▶ _About this task_: Return every record exactly as written.

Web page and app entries
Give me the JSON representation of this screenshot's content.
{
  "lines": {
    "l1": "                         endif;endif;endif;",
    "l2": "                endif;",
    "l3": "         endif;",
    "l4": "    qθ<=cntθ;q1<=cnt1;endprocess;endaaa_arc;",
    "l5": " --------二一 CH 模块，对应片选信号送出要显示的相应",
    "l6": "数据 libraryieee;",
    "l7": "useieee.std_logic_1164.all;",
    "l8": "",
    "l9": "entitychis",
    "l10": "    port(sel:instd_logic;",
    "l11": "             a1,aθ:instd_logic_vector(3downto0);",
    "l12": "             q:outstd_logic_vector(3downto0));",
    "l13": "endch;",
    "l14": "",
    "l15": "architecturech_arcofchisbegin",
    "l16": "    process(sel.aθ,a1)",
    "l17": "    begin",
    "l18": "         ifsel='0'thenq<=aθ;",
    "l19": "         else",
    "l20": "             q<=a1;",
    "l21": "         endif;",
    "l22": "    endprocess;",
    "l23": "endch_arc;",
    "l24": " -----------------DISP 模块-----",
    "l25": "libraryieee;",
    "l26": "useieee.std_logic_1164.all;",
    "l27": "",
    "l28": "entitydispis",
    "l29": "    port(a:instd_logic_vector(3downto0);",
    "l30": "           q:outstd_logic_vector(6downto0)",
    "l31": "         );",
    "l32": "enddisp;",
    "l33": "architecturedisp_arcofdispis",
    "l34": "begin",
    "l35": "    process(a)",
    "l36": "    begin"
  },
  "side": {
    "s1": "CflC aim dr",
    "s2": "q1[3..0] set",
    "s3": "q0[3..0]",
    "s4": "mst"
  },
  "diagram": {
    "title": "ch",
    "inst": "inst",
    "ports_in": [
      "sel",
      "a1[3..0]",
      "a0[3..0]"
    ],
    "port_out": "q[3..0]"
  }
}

▶ _Completed exercise_:
Give me the JSON representation of this screenshot's content.
{
  "lines": {
    "l1": "                         endif;endif;endif;",
    "l2": "                endif;",
    "l3": "         endif;",
    "l4": "    qθ<=cntθ;q1<=cnt1;endprocess;endaaa_arc;",
    "l5": " --------二一 CH 模块，对应片选信号送出要显示的相应",
    "l6": "数据 libraryieee;",
    "l7": "useieee.std_logic_1164.all;",
    "l8": "",
    "l9": "entitychis",
    "l10": "    port(sel:instd_logic;",
    "l11": "             a1,aθ:instd_logic_vector(3downto0);",
    "l12": "             q:outstd_logic_vector(3downto0));",
    "l13": "endch;",
    "l14": "",
    "l15": "architecturech_arcofchisbegin",
    "l16": "    process(sel.aθ,a1)",
    "l17": "    begin",
    "l18": "         ifsel='0'thenq<=aθ;",
    "l19": "         else",
    "l20": "             q<=a1;",
    "l21": "         endif;",
    "l22": "    endprocess;",
    "l23": "endch_arc;",
    "l24": " -----------------DISP 模块-----",
    "l25": "libraryieee;",
    "l26": "useieee.std_logic_1164.all;",
    "l27": "",
    "l28": "entitydispis",
    "l29": "    port(a:instd_logic_vector(3downto0);",
    "l30": "           q:outstd_logic_vector(6downto0)",
    "l31": "         );",
    "l32": "enddisp;",
    "l33": "architecturedisp_arcofdispis",
    "l34": "begin",
    "l35": "    process(a)",
    "l36": "    begin"
  },
  "side": {
    "s1": "CflC aim dr",
    "s2": "q1[3..0] set",
    "s3": "q0[3..0]",
    "s4": "mst"
  },
  "diagram": {
    "title": "ch",
    "inst": "inst",
    "ports_in": [
      "sel",
      "a1[3..0]",
      "a0[3..0]"
    ],
    "port_out": "q[3..0]"
  }
}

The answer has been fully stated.